"I baked a lot of cookies," she said this weekend. "And yeah, I was nervous. I kept having this horrible feeling that everything was ruined by flooding or looting or that we'd forgotten to shut things down."

The cookies, whose recipe she eventually perfected, were intended to be given out during Bloody Lullabies for Brave Women, an "abortion fairytale" whose five-show run will benefit the New York Abortion Access Fund. Unable to travel from Harlem to Sunset Park, Eraslan and her co-artistic director Kevin Laibson had to wait until Wednesday to learn their theater's fate. 

"We worked as much as possible to keep from freaking out," said Laibson. "I was nervous about what the fallout would be for the show, but I was downright scared about whether we would still have a theater."

The damaged warehouse was not theirs. The Futurebox was safe.
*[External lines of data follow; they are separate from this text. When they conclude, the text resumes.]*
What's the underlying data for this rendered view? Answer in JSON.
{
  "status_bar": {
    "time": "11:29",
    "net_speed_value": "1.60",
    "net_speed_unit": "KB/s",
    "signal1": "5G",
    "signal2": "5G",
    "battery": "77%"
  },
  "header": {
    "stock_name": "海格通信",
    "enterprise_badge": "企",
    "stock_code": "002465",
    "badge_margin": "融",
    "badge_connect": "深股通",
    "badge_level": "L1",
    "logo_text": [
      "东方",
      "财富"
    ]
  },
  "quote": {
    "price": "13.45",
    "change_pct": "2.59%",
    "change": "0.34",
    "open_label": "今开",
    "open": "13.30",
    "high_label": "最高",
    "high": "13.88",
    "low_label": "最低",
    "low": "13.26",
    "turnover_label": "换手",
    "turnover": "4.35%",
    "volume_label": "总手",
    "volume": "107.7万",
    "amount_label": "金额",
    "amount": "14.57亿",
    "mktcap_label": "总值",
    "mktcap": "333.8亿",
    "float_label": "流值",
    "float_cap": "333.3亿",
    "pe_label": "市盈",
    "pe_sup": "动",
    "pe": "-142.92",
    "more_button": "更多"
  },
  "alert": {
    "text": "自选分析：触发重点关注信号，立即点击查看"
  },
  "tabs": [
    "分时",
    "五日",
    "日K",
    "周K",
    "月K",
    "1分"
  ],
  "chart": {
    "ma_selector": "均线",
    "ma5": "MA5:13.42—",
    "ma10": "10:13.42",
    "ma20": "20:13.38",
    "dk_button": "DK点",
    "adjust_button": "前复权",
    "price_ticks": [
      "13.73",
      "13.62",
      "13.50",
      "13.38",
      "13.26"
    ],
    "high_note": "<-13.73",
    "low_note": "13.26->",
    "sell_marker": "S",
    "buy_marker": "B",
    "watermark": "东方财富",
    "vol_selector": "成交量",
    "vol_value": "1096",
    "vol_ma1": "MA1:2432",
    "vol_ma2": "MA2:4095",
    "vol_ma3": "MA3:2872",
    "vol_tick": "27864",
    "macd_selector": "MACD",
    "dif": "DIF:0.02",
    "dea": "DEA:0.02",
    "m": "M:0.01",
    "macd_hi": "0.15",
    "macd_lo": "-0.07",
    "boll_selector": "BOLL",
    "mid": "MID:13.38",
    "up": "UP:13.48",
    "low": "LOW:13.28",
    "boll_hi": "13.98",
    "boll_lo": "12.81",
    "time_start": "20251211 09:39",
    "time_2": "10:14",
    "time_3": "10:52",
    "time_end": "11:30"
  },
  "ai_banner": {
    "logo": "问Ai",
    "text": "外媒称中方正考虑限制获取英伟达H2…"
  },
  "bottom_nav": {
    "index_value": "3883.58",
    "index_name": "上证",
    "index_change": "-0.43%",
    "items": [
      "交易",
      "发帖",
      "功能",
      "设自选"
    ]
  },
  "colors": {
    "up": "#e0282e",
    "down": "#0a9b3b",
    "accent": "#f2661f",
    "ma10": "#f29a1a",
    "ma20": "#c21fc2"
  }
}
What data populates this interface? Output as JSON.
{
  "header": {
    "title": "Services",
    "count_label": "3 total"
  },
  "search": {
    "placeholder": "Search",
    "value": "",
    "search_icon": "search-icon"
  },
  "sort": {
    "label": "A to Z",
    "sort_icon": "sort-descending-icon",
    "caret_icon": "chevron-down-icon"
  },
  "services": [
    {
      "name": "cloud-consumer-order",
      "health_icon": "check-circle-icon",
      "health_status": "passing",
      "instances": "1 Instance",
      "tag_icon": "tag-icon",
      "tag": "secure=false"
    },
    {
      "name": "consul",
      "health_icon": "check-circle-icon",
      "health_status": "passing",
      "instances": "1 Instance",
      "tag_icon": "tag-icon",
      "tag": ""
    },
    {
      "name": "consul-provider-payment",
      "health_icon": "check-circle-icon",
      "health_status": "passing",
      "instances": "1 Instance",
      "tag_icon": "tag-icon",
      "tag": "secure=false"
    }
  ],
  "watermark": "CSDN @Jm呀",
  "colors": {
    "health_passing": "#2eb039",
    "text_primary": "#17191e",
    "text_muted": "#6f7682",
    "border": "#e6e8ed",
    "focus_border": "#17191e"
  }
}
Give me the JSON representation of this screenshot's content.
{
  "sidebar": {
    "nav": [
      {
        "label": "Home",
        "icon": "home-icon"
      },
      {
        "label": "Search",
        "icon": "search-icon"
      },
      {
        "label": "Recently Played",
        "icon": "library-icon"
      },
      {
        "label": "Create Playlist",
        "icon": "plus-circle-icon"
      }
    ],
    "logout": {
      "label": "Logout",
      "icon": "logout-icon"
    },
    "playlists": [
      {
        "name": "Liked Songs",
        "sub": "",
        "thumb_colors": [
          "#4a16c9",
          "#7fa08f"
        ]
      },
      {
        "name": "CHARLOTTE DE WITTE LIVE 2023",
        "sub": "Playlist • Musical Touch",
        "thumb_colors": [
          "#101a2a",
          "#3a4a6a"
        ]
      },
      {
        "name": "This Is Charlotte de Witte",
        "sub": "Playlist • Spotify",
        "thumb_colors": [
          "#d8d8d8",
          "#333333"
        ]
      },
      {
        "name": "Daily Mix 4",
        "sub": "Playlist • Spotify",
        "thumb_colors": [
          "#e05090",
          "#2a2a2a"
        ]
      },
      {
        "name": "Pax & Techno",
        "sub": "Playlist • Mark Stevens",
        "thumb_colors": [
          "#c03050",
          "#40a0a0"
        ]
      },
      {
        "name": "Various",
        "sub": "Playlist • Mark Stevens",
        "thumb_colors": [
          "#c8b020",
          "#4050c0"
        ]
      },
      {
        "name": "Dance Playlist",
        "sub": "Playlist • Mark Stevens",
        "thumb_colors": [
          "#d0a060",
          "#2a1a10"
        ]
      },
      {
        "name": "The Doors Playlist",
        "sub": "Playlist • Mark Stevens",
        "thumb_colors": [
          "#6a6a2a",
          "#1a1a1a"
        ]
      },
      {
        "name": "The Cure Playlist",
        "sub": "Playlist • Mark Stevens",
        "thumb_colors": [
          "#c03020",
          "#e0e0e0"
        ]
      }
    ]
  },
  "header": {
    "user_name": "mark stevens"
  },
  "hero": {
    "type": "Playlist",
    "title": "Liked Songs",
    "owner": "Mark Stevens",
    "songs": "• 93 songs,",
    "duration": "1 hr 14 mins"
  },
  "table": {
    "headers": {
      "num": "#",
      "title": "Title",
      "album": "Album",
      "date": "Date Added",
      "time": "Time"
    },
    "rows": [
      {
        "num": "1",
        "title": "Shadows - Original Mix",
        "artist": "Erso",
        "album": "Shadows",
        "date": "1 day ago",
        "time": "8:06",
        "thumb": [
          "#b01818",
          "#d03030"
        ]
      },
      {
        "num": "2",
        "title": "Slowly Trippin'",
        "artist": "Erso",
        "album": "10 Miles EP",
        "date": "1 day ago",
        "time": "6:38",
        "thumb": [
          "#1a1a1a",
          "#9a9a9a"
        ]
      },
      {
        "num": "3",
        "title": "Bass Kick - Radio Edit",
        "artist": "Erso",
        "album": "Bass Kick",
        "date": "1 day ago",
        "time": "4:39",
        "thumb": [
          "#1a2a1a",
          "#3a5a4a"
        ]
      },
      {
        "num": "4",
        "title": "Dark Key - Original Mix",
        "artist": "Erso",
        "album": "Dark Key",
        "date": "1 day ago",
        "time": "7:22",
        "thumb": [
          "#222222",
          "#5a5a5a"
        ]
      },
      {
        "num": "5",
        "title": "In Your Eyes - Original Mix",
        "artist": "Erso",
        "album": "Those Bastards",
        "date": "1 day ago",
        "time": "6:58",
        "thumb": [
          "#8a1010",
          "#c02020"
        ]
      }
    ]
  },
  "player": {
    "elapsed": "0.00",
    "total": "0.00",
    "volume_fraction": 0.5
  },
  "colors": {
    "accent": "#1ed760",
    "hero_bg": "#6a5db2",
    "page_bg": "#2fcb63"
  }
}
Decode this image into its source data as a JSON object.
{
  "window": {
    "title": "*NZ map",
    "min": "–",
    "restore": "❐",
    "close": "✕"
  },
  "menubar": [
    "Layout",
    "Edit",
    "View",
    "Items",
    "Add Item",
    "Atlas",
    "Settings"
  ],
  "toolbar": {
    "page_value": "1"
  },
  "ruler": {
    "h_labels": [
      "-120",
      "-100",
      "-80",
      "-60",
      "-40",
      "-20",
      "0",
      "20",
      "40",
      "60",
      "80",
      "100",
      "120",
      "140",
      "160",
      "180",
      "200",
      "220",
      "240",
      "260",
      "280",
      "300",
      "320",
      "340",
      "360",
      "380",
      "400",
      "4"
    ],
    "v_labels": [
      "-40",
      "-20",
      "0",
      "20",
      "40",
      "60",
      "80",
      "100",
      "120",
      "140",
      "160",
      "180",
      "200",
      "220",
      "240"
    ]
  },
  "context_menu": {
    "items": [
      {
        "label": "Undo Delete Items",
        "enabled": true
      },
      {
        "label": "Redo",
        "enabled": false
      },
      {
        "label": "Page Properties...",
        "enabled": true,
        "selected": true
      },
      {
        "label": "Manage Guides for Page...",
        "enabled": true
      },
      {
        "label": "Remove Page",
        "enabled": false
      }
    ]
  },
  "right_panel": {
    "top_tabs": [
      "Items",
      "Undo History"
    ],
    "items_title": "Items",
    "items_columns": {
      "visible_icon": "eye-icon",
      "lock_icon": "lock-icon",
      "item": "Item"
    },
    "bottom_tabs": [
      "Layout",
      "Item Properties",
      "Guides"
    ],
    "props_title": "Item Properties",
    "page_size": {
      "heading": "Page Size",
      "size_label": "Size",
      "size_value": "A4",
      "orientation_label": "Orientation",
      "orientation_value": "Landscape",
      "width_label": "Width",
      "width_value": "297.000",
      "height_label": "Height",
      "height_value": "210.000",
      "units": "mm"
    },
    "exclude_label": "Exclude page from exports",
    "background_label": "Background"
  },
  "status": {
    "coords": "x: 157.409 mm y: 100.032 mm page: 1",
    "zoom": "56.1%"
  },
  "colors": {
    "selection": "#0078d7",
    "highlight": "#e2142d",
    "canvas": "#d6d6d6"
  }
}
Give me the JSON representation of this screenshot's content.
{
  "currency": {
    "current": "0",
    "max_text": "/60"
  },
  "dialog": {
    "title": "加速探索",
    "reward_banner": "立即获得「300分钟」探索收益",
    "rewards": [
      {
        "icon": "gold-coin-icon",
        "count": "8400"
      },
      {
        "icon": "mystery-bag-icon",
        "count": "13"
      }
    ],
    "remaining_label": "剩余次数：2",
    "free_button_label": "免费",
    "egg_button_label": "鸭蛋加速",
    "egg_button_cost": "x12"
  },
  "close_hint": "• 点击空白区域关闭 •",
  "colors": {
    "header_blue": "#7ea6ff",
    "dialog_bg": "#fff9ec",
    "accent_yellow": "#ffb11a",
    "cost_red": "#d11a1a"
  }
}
Originally intended to run just before the election, Bloody Lullabies has been postponed a week, and will now open on November 7th. Their tech week lost, Laibson and Eraslan will proceed with a "pretty bare-bones production."

"Our lighting designer is still stuck in New Jersey," said Laibson, "and our set designer is still without power and dealing with flood damage, so the director and I are here building the set and wiring some floodlights."

Because the show is a benefit, all the labor has been volunteered, and Laibson is wary of asking his crew to push themselves for unpaid work "until they can do so without incident." But because the storm has forced the shutdown of another of women's health clinics, he's hoping that Bloody Lullabies can draw enough of an audience to make a difference.